“The data charts look very nice, but they’re not that useful.”
Alert Use Case
Receiving automatic alerts is the main value proposition of this product. Native OS level notifications can ensure admins won’t miss it.
The sales engineers really liked Share Alert feature.
When viewing the alert information, it would be helpful to provide the related server context, for example, to provide a link to redirect to the System Dashboard KPI page.
Report Use Case
Viewing a report doesn’t make a lot of sense on a small phone form factor. Also there's not a use case for that on a small cellphone.
However, it can be super useful to present a monthly security report on iPad for IT executives. And that will be a new form factor for me to explore.
Apple Watch value proposition
Two Sales Engineers were excited to see the Apple Watch concept.
“This kind of cool Apple Watch app gives us more confidence for storytelling when we do a pitch presentation in front of their CIO and IT team.”
In Southeast Asia market, large amounts of admin use Android phone even if iOS dominates the whole enterprise mobile devices market. It would be ideal to launch both iOS and Android products and provide support to both platforms at the same time.
With these feedbacks above, I quickly iterated and updated my design as the following below:
- Enhance and enrich the Alerts use case by designing search, severity filter, contextual behaviors and advanced filter experience. And make Alerts as the landing home page.
- In the Alert Detail page, provide a link to System Dashboard of a specific server to cross-link Alert page and Dashboard page.
- Apple Watch Experience: “Server alerts on your wrist” is what our sales and customers are excited about.
More testing and iteration
It’s a right time to continue testing the V2 prototype with some real customers and internal sales people. I would like to have more feedback about the newly updated design, the wearable experience and CIO tablet use case (view reports).
Product platform strategy
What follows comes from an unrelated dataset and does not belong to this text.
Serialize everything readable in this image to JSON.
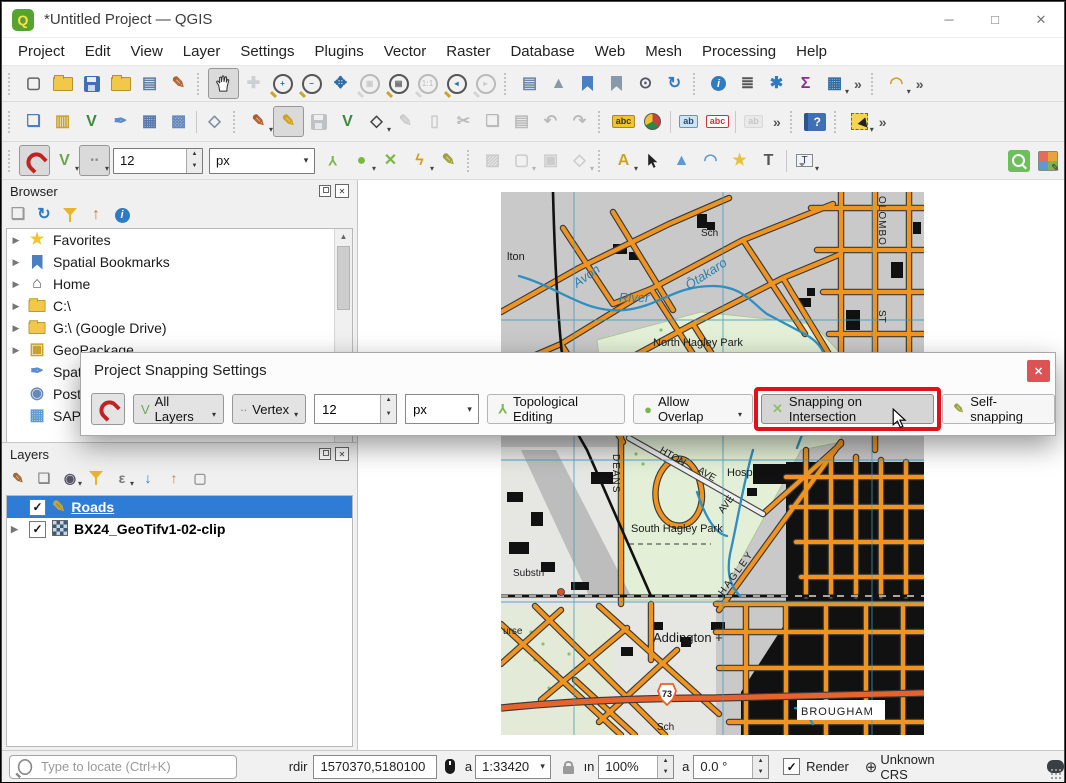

I’m pretty confident of the market-fit for this product, but I didn’t involve with engineers throughout my design process. Native app or hybrid app? Can a hybrid app give real-time native-like notification? What about Android? What about Apple Watch?
All these kinds of questions are still up in the air, and we need to balance and decide in aspects of technology, business and UX.
X-Code is too hard for me
Meng To is a talented designer and developer and I always admired his passion and design story. I tried to learn X-Code to build a Swift app prototype by following his tutorial, but I gave up and switched to Flinto and Principle.
For designers, I agree with his opinion that it is most efficient to use exactly the same tool and language as developers use. However, the learning curve for Swift is quite high and it takes time. For this product, we needed to quickly turnaround to get feedback and make design decisions, so I finally used non-programming tools to create prototypes and demos.
Designers are not visual artists, so focus on solving problems for users
The most impressive quote from my testing with two sales engineers is that “The data charts look very nice, but they’re not that useful.” As a designer, I always have the tendency to put higher priority for a visually-appealing and cool design with micro-interactions. However, this visual detail affection could potentially limit my big picture view of the product problem, use case and business focus.
TEST ASSUMPTIONS EARLY AND OFTEN
Looking back at my design iterations, I mirrored the whole Monitor web app experience into mobile based on my personal design assumptions for V1. I was not aware of the UI over-complication and information overloading issues at that time. The value of a mobile Monitoring product is not what I assumed. And the best way to verify and make myself realize that is to test and gather feedback early, no matter from real customers or internal sales/support folks or from our UX team design critique.
After testing with two sales engineers, I realized my design should be simplified and focused on Alerts.